A picture-free, exact copy of all the records below is the goal.
╔══
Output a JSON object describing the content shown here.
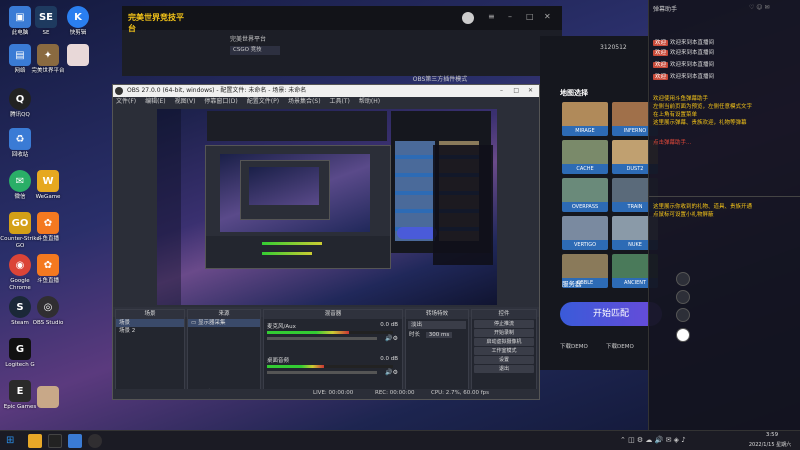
{
  "desktop": {
    "icons": [
      {
        "label": "此电脑",
        "color": "#3a7bd5",
        "glyph": "▣"
      },
      {
        "label": "SE",
        "color": "#1e3a5f",
        "glyph": "SE"
      },
      {
        "label": "快剪辑",
        "color": "#2a7ff0",
        "glyph": "K"
      },
      {
        "label": "网络",
        "color": "#3a7bd5",
        "glyph": "▤"
      },
      {
        "label": "完美世界平台",
        "color": "#8a6a40",
        "glyph": "✦"
      },
      {
        "label": "腾讯QQ",
        "color": "#222",
        "glyph": "Q"
      },
      {
        "label": "回收站",
        "color": "#3a7bd5",
        "glyph": "♻"
      },
      {
        "label": "WeGame",
        "color": "#e6a820",
        "glyph": "W"
      },
      {
        "label": "微信",
        "color": "#2aae67",
        "glyph": "✉"
      },
      {
        "label": "Counter-Strike GO",
        "color": "#d4a017",
        "glyph": "GO"
      },
      {
        "label": "斗鱼直播",
        "color": "#f47920",
        "glyph": "✿"
      },
      {
        "label": "Google Chrome",
        "color": "#db4437",
        "glyph": "◉"
      },
      {
        "label": "Steam",
        "color": "#1b2838",
        "glyph": "S"
      },
      {
        "label": "OBS Studio",
        "color": "#302e31",
        "glyph": "◎"
      },
      {
        "label": "Logitech G",
        "color": "#111",
        "glyph": "G"
      },
      {
        "label": "Epic Games",
        "color": "#2a2a2a",
        "glyph": "E"
      }
    ]
  },
  "game": {
    "app_name": "完美世界竞技平台",
    "title": "完美世界平台",
    "room_tag": "CSGO 竞技",
    "matching_mode_label": "OBS第三方插件模式",
    "map_section_title": "地图选择",
    "maps": [
      {
        "name": "MIRAGE",
        "color": "#b08a5a"
      },
      {
        "name": "INFERNO",
        "color": "#a0704a"
      },
      {
        "name": "CACHE",
        "color": "#7a8a6a"
      },
      {
        "name": "DUST2",
        "color": "#c0a070"
      },
      {
        "name": "OVERPASS",
        "color": "#6a8a7a"
      },
      {
        "name": "TRAIN",
        "color": "#5a6a7a"
      },
      {
        "name": "VERTIGO",
        "color": "#7a8aa0"
      },
      {
        "name": "NUKE",
        "color": "#8a9aa8"
      },
      {
        "name": "CBBLE",
        "color": "#8a7a5a"
      },
      {
        "name": "ANCIENT",
        "color": "#4a7a5a"
      }
    ],
    "server_label": "服务器",
    "start_button": "开始匹配",
    "download_btn1": "下载DEMO",
    "download_btn2": "下载DEMO",
    "counter": "3120512"
  },
  "obs": {
    "title": "OBS 27.0.0 (64-bit, windows) - 配置文件: 未命名 - 场景: 未命名",
    "menu": [
      "文件(F)",
      "编辑(E)",
      "视图(V)",
      "停靠窗口(D)",
      "配置文件(P)",
      "场景集合(S)",
      "工具(T)",
      "帮助(H)"
    ],
    "scenes_title": "场景",
    "scenes": [
      "场景",
      "场景 2"
    ],
    "sources_title": "来源",
    "sources": [
      "显示器采集"
    ],
    "mixer_title": "混音器",
    "mixer": [
      {
        "name": "麦克风/Aux",
        "db": "0.0 dB",
        "level": 0.65
      },
      {
        "name": "桌面音频",
        "db": "0.0 dB",
        "level": 0.45
      }
    ],
    "transitions_title": "转场特效",
    "transition_value": "淡出",
    "duration_label": "时长",
    "duration_value": "300 ms",
    "controls_title": "控件",
    "controls": [
      "停止推流",
      "开始录制",
      "启动虚拟摄像机",
      "工作室模式",
      "设置",
      "退出"
    ],
    "source_toolbar": [
      "属性",
      "滤镜"
    ],
    "status": {
      "live": "LIVE: 00:00:00",
      "rec": "REC: 00:00:00",
      "cpu": "CPU: 2.7%, 60.00 fps"
    }
  },
  "chat": {
    "title": "弹幕助手",
    "messages": [
      {
        "tag": "欢迎",
        "tag_color": "#c94a3a",
        "text": "欢迎来到本直播间"
      },
      {
        "tag": "欢迎",
        "tag_color": "#c94a3a",
        "text": "欢迎来到本直播间"
      },
      {
        "tag": "欢迎",
        "tag_color": "#c94a3a",
        "text": "欢迎来到本直播间"
      },
      {
        "tag": "欢迎",
        "tag_color": "#c94a3a",
        "text": "欢迎来到本直播间"
      }
    ],
    "notice_lines": [
      "欢迎使用斗鱼弹幕助手",
      "左侧当前页面为预览，左侧任意模式文字",
      "在上角有设置菜单",
      "这里展示弹幕、贵族欢迎，礼物等弹幕",
      "点击弹幕助手..."
    ],
    "notice_bottom": [
      "这里展示你收到的礼物、道具、贵族开通",
      "点鼠标可设置小礼物屏蔽"
    ]
  },
  "taskbar": {
    "time": "3:59",
    "date": "2022/1/15 星期六"
  }
}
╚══
Answer to this exercise:
Output a JSON object describing the content shown here.
{
  "desktop": {
    "icons": [
      {
        "label": "此电脑",
        "color": "#3a7bd5",
        "glyph": "▣"
      },
      {
        "label": "SE",
        "color": "#1e3a5f",
        "glyph": "SE"
      },
      {
        "label": "快剪辑",
        "color": "#2a7ff0",
        "glyph": "K"
      },
      {
        "label": "网络",
        "color": "#3a7bd5",
        "glyph": "▤"
      },
      {
        "label": "完美世界平台",
        "color": "#8a6a40",
        "glyph": "✦"
      },
      {
        "label": "腾讯QQ",
        "color": "#222",
        "glyph": "Q"
      },
      {
        "label": "回收站",
        "color": "#3a7bd5",
        "glyph": "♻"
      },
      {
        "label": "WeGame",
        "color": "#e6a820",
        "glyph": "W"
      },
      {
        "label": "微信",
        "color": "#2aae67",
        "glyph": "✉"
      },
      {
        "label": "Counter-Strike GO",
        "color": "#d4a017",
        "glyph": "GO"
      },
      {
        "label": "斗鱼直播",
        "color": "#f47920",
        "glyph": "✿"
      },
      {
        "label": "Google Chrome",
        "color": "#db4437",
        "glyph": "◉"
      },
      {
        "label": "Steam",
        "color": "#1b2838",
        "glyph": "S"
      },
      {
        "label": "OBS Studio",
        "color": "#302e31",
        "glyph": "◎"
      },
      {
        "label": "Logitech G",
        "color": "#111",
        "glyph": "G"
      },
      {
        "label": "Epic Games",
        "color": "#2a2a2a",
        "glyph": "E"
      }
    ]
  },
  "game": {
    "app_name": "完美世界竞技平台",
    "title": "完美世界平台",
    "room_tag": "CSGO 竞技",
    "matching_mode_label": "OBS第三方插件模式",
    "map_section_title": "地图选择",
    "maps": [
      {
        "name": "MIRAGE",
        "color": "#b08a5a"
      },
      {
        "name": "INFERNO",
        "color": "#a0704a"
      },
      {
        "name": "CACHE",
        "color": "#7a8a6a"
      },
      {
        "name": "DUST2",
        "color": "#c0a070"
      },
      {
        "name": "OVERPASS",
        "color": "#6a8a7a"
      },
      {
        "name": "TRAIN",
        "color": "#5a6a7a"
      },
      {
        "name": "VERTIGO",
        "color": "#7a8aa0"
      },
      {
        "name": "NUKE",
        "color": "#8a9aa8"
      },
      {
        "name": "CBBLE",
        "color": "#8a7a5a"
      },
      {
        "name": "ANCIENT",
        "color": "#4a7a5a"
      }
    ],
    "server_label": "服务器",
    "start_button": "开始匹配",
    "download_btn1": "下载DEMO",
    "download_btn2": "下载DEMO",
    "counter": "3120512"
  },
  "obs": {
    "title": "OBS 27.0.0 (64-bit, windows) - 配置文件: 未命名 - 场景: 未命名",
    "menu": [
      "文件(F)",
      "编辑(E)",
      "视图(V)",
      "停靠窗口(D)",
      "配置文件(P)",
      "场景集合(S)",
      "工具(T)",
      "帮助(H)"
    ],
    "scenes_title": "场景",
    "scenes": [
      "场景",
      "场景 2"
    ],
    "sources_title": "来源",
    "sources": [
      "显示器采集"
    ],
    "mixer_title": "混音器",
    "mixer": [
      {
        "name": "麦克风/Aux",
        "db": "0.0 dB",
        "level": 0.65
      },
      {
        "name": "桌面音频",
        "db": "0.0 dB",
        "level": 0.45
      }
    ],
    "transitions_title": "转场特效",
    "transition_value": "淡出",
    "duration_label": "时长",
    "duration_value": "300 ms",
    "controls_title": "控件",
    "controls": [
      "停止推流",
      "开始录制",
      "启动虚拟摄像机",
      "工作室模式",
      "设置",
      "退出"
    ],
    "source_toolbar": [
      "属性",
      "滤镜"
    ],
    "status": {
      "live": "LIVE: 00:00:00",
      "rec": "REC: 00:00:00",
      "cpu": "CPU: 2.7%, 60.00 fps"
    }
  },
  "chat": {
    "title": "弹幕助手",
    "messages": [
      {
        "tag": "欢迎",
        "tag_color": "#c94a3a",
        "text": "欢迎来到本直播间"
      },
      {
        "tag": "欢迎",
        "tag_color": "#c94a3a",
        "text": "欢迎来到本直播间"
      },
      {
        "tag": "欢迎",
        "tag_color": "#c94a3a",
        "text": "欢迎来到本直播间"
      },
      {
        "tag": "欢迎",
        "tag_color": "#c94a3a",
        "text": "欢迎来到本直播间"
      }
    ],
    "notice_lines": [
      "欢迎使用斗鱼弹幕助手",
      "左侧当前页面为预览，左侧任意模式文字",
      "在上角有设置菜单",
      "这里展示弹幕、贵族欢迎，礼物等弹幕",
      "点击弹幕助手..."
    ],
    "notice_bottom": [
      "这里展示你收到的礼物、道具、贵族开通",
      "点鼠标可设置小礼物屏蔽"
    ]
  },
  "taskbar": {
    "time": "3:59",
    "date": "2022/1/15 星期六"
  }
}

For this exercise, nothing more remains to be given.